During the last six days I have attended the II European Brahmachari Conference at Bhaktivedanta Manor. Sixty five brahmachari monks, most of them from Europe, and seven sannyasis have participated. The purpose of this conference is to inspire European brahmacharis in their spiritual responsibilities. In the long term the goal is to revive the brahmachari-ashrama in Europe.
According to the ancient spiritual tradition of the Vedas, the practice of brahmacharya is highly recommended for young men. The same principle applies also to women, but in the classical Indian tradition it was formally practiced mainly by men. Brahmachari means celibate student. The student learns from early age to focus his attention on the essential spiritual wisdom revealed in the Vedas. In order to develop a high moral and spiritual character, students practice celibacy, sacred textual study, selfless service, and austerity. Traditionally, students would practice brahmacharya starting at the age of 5 until they became 25. After an established period of brahmacharya, the student would decide to start a family or, sometimes, would continue living as a monk for the rest of his life. The values of brahmacharya are in sharp contrast with the greatly promoted present lifestyle of sense indulgence. Therefore, for young brahmachari men an annual conference in which they can reaffirm their values is greatly appreciated.

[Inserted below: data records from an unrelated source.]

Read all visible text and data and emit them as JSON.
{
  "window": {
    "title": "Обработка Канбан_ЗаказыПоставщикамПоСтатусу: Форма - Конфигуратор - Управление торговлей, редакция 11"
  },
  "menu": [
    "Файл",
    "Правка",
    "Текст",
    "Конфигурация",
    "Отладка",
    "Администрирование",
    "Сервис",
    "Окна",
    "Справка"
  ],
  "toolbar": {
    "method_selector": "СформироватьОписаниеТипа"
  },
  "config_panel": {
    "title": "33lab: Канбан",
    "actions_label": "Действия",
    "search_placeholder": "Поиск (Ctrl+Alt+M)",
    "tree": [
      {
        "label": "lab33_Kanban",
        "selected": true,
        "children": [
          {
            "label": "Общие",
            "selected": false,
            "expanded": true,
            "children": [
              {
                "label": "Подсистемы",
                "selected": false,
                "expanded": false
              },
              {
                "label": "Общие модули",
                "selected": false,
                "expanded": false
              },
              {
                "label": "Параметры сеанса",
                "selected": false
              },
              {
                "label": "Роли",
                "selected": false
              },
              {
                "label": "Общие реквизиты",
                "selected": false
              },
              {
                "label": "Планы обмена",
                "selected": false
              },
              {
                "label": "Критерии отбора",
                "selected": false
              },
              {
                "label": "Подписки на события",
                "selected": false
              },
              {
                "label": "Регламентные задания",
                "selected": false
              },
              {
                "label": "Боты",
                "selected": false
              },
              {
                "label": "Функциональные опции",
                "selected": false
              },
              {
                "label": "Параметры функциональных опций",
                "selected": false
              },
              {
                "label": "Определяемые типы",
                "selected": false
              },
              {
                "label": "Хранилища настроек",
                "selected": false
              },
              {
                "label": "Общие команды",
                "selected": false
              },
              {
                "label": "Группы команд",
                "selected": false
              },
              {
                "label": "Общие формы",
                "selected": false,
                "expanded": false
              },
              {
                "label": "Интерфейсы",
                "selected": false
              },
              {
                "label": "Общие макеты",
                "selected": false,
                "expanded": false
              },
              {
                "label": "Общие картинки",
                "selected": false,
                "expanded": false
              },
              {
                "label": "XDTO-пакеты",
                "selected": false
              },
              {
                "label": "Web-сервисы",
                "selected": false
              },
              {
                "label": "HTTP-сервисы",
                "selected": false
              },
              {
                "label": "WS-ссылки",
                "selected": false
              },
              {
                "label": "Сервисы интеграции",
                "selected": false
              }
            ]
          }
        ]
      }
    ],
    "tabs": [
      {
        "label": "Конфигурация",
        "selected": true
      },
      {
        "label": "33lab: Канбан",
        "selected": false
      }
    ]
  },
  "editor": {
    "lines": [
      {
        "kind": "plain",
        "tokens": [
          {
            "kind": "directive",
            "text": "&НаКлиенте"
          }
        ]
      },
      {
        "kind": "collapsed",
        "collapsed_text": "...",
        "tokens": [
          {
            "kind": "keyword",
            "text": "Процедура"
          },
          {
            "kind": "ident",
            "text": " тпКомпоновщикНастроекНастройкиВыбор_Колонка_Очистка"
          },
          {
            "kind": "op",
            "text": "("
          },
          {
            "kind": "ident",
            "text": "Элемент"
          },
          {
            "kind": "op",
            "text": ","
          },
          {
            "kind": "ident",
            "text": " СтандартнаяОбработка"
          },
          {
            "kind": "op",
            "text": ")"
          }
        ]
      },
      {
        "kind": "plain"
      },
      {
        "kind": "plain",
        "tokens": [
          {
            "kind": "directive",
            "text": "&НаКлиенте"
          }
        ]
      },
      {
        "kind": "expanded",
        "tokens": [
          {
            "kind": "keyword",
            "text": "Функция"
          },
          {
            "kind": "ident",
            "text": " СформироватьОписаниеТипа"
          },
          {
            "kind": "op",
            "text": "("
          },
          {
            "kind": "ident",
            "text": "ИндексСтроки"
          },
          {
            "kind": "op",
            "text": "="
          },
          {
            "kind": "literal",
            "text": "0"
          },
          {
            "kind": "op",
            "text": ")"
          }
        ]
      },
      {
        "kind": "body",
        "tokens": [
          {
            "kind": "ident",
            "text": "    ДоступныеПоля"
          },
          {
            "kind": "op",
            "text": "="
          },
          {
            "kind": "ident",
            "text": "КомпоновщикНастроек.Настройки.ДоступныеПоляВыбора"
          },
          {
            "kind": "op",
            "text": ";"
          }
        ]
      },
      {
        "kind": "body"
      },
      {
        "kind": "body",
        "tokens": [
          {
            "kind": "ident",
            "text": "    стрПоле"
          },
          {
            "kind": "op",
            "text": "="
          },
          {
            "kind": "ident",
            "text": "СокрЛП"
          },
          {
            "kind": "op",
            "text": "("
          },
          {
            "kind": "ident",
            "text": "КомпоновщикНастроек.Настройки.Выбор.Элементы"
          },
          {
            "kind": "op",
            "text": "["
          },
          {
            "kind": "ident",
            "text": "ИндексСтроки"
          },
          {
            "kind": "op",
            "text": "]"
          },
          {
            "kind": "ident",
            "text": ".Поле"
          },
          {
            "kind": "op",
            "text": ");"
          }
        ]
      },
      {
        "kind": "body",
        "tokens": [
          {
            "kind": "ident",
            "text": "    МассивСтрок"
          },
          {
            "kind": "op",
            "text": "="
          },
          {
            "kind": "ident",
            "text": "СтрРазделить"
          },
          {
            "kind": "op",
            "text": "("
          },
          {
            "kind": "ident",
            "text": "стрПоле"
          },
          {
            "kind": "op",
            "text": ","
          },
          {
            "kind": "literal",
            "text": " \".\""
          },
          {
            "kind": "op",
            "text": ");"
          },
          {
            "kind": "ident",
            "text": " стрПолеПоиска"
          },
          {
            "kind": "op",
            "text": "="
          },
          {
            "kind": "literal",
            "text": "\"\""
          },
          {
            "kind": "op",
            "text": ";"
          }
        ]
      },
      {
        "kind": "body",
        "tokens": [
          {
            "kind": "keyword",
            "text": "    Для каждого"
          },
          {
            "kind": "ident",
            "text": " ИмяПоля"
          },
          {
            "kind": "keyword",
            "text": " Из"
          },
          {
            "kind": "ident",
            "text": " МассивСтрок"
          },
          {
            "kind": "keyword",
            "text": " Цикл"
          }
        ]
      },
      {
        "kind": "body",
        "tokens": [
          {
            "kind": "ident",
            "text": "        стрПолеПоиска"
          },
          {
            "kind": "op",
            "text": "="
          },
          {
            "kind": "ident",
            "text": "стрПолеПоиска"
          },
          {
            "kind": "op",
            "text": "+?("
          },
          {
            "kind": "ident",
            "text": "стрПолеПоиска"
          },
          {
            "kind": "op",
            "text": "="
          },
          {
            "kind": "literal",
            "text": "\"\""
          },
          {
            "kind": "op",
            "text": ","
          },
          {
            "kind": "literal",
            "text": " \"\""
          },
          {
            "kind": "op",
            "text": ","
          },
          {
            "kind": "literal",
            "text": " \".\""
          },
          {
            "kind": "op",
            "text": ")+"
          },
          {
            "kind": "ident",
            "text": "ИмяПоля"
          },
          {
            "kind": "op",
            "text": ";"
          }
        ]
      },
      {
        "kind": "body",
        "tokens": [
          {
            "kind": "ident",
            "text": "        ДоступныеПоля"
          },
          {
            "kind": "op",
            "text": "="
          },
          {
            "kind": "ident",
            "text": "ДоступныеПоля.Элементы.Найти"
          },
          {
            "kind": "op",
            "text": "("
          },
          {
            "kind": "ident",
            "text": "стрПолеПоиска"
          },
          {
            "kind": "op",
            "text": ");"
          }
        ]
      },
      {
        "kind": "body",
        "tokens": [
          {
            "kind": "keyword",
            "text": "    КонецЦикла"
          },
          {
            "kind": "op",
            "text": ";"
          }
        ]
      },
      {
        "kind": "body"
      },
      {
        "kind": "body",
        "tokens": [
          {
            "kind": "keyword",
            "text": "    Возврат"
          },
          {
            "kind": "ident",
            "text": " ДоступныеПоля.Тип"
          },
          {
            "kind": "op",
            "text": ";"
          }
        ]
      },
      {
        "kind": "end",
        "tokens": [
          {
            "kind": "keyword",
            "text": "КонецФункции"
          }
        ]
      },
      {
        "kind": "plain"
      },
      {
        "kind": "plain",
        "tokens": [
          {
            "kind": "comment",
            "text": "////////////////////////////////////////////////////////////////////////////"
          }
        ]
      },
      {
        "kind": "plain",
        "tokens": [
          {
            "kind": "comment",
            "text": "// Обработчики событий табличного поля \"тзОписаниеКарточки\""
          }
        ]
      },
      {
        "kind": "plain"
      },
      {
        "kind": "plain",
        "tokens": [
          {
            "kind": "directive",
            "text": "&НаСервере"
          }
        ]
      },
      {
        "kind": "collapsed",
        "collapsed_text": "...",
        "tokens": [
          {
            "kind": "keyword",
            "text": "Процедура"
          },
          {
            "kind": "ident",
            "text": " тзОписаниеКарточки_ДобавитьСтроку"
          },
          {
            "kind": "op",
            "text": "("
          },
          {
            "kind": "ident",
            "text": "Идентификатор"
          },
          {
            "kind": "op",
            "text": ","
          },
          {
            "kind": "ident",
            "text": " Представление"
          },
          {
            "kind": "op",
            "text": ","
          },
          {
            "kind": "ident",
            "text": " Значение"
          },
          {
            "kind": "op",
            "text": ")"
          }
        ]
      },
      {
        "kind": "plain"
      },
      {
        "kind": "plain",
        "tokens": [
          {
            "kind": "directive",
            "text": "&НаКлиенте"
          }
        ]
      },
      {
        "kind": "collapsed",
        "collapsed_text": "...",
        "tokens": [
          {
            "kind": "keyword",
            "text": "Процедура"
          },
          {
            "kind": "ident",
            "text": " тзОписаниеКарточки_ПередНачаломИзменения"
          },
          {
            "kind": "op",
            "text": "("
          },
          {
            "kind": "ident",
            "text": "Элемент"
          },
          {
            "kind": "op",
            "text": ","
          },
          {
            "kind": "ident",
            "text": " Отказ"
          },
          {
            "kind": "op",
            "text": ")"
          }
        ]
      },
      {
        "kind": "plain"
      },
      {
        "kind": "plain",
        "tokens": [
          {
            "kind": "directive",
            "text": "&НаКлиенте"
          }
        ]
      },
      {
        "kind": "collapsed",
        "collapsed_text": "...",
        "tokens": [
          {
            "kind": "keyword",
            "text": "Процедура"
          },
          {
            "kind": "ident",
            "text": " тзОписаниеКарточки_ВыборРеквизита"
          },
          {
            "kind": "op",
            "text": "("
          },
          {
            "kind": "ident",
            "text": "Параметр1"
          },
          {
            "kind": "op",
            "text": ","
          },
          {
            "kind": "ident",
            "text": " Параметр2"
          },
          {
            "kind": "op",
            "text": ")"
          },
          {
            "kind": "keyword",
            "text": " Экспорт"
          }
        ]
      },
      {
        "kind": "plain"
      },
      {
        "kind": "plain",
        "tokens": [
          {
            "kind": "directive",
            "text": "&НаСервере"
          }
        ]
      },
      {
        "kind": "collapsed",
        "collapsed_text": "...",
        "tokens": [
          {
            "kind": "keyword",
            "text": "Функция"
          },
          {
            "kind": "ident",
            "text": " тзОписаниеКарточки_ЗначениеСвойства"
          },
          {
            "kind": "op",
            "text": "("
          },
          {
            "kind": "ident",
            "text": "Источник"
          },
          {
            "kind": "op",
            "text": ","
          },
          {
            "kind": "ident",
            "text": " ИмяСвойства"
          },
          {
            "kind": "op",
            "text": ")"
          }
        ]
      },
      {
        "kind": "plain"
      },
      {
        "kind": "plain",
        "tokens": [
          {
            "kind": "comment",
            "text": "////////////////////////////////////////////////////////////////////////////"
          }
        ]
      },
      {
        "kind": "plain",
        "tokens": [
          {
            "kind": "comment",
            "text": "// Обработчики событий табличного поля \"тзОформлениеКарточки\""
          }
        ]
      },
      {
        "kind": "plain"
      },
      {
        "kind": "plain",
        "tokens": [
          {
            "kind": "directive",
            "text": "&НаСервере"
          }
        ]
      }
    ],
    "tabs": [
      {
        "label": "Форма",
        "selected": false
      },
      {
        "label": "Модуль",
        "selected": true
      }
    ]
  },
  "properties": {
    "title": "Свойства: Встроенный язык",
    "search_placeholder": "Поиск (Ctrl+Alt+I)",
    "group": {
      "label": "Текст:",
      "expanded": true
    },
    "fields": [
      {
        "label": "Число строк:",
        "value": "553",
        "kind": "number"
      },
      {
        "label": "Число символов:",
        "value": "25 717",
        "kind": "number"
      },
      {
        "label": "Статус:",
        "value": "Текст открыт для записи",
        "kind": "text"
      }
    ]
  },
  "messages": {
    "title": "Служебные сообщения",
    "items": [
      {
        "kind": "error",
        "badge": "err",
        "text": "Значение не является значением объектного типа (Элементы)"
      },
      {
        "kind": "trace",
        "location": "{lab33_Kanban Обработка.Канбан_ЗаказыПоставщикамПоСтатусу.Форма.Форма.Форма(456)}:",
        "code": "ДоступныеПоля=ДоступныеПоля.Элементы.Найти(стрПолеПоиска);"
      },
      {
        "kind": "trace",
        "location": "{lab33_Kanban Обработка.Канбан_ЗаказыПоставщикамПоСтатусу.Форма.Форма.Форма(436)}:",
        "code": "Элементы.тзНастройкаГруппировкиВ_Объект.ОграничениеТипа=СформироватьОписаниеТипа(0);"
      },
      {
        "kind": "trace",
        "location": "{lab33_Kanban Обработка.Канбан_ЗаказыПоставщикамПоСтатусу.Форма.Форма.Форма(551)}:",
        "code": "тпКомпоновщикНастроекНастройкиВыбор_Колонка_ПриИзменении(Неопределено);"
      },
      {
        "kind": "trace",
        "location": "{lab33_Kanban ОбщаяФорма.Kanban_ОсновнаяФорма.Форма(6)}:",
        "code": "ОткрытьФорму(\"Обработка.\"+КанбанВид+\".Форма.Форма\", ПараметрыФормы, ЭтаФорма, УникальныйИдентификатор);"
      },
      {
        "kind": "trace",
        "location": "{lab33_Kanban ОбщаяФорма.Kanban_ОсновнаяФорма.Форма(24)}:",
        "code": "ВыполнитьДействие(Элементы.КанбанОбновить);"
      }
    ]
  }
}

The conference included seminars, lectures, panel discussions, kirtan sessions, and the famous London Ratha Yatra festival, which was celebrated on Sunday June 20.